Gorillas live in tight knit family groups containing between ten and 30 members. The Rushegura family has 11 members (including two females and two babies). We found the women and children a few meters uphill being guarded closely by the dominant silverback. As we approached the five of them the male suddenly charged our group while beating his chest aggressively, baring his (very long, very sharp) teeth and roaring loudly. We got the sense that this one wasn’t playing. He stopped about five feet from us, dug his black-clawed hands into a fallen tree stump that tenuously separated man from beast and hostilely stared us down with his intense black eyes for what felt like an eternity. Clinging to one another (as if that could help), neither of us moved a muscle or even breathed for about two minutes until the gorilla slowly backed away and Christopher warned sternly that it was now time to stop following the gorillas and to head back to base camp. It is rare for habituated gorillas to confront humans aggressively and it is unclear what provoked that particular silverback. He may have had a fight with the other silverbacks in the family and been driven from the group (in which case he may have been attempting bravado in order to convince the females of his continuing dominance). Whatever the reason, it was a truly heartstopping experience that neither of us will ever forget. It took us over two hours to make our way out of the dense vegetation and back to headquarters, giving us time to reflect on our experience and recover from the minor heart attack.

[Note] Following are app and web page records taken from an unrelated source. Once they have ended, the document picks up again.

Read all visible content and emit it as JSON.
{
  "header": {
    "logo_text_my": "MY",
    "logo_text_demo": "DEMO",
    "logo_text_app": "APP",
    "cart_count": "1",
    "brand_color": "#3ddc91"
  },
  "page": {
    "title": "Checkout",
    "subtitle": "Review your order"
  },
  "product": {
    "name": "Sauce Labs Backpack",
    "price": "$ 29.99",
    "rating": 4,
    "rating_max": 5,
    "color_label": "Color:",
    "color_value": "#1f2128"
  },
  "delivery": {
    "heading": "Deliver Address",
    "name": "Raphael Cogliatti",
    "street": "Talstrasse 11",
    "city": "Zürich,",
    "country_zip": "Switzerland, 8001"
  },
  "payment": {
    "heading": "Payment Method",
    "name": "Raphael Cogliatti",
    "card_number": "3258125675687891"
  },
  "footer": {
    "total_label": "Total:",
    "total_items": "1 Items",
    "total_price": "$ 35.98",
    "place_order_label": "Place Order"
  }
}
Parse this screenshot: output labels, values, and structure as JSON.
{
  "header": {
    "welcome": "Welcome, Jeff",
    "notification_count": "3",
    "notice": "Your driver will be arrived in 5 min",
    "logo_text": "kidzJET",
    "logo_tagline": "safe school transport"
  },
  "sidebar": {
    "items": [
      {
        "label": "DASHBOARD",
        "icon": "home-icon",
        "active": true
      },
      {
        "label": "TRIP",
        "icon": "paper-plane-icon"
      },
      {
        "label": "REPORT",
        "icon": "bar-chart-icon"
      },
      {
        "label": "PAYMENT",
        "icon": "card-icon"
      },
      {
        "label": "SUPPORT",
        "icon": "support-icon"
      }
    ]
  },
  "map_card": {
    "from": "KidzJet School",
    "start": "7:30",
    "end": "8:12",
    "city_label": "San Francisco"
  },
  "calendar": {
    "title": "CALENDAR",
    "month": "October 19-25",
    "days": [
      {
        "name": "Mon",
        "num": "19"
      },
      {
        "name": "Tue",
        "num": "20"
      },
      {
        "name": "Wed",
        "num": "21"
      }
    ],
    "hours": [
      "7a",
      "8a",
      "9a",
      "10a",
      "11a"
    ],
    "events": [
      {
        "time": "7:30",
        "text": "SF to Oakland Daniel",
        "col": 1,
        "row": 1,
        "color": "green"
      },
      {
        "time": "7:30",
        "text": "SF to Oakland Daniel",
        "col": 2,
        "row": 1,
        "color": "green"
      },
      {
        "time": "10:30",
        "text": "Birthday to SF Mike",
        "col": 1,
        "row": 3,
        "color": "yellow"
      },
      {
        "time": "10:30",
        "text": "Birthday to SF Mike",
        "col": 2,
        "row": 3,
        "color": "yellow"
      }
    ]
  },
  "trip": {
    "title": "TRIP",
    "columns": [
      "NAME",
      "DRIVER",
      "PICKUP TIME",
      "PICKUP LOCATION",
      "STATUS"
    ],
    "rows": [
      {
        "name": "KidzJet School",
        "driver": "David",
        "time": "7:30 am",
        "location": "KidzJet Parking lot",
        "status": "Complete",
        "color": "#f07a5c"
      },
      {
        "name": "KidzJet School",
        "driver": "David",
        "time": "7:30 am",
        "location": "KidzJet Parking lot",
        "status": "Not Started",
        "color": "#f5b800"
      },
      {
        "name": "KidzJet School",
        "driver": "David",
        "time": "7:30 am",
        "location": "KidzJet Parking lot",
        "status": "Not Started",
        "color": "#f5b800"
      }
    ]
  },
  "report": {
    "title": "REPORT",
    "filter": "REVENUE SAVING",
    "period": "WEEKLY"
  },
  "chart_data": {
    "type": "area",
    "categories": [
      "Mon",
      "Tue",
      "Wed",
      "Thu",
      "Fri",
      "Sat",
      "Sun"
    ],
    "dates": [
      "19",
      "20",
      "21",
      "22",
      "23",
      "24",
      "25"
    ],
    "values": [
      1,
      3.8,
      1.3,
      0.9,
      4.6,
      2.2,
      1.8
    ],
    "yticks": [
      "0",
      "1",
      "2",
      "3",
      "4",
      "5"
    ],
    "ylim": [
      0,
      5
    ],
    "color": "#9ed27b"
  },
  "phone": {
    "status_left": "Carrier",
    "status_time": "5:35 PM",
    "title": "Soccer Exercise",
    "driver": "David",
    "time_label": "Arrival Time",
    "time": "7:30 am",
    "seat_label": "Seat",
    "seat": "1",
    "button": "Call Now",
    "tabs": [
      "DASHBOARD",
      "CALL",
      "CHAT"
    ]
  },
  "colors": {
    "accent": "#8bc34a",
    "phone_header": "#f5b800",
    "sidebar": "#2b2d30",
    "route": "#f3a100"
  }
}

Note that gorilla tracking is severely expensive (it was certainly not in our $50 per day budget), physically challenging and perhaps psychotic (stalking wild gorillas?!?! Really?!?!) but we think it is worth every penny, hassle, sore muscle, stinging backside and heart attack. It may also be viewed as dangerous. Only certain family groups in each park are habituated to human contact and there is the risk that you will encounter some of the truly “wild” mountain gorillas. It was also in Bwindi National Park in 1999 that eight tourists were kidnapped and subsequently murdered by rebels. However there is now a significant army presence within the park and it is generally considered safe, although this isn’t necessarily true in nearby DR Congo which, along with Rwanda, hosts the world’s other remaining mountain gorillas. In DRC it’s a bit easier to secure a permit to track the gorillas, but also more likely that you’ll have an unwelcome encounter with militant rebel gangs that call the Parc National de Virungas home). To ensure our safety, each tracking group is accompanied by an AK-47-wielding bodyguard (AK-47? No biggie).
We are happy to report that poaching has been stopped in Bwindi and the Uganda Wildlife Authority undertakes huge conservation efforts to protect the endangered gorillas (the Rushegura family bred a new infant in June 2008!). Finally, note that the demand for tracking permits each year greatly exceeds the supply, so book well in advance (up to one year) unless you have a secret, magical local Ugandan friend to pull some strings…
We still can’t get over the most insane and amazing experience of our lives. Video coming soon!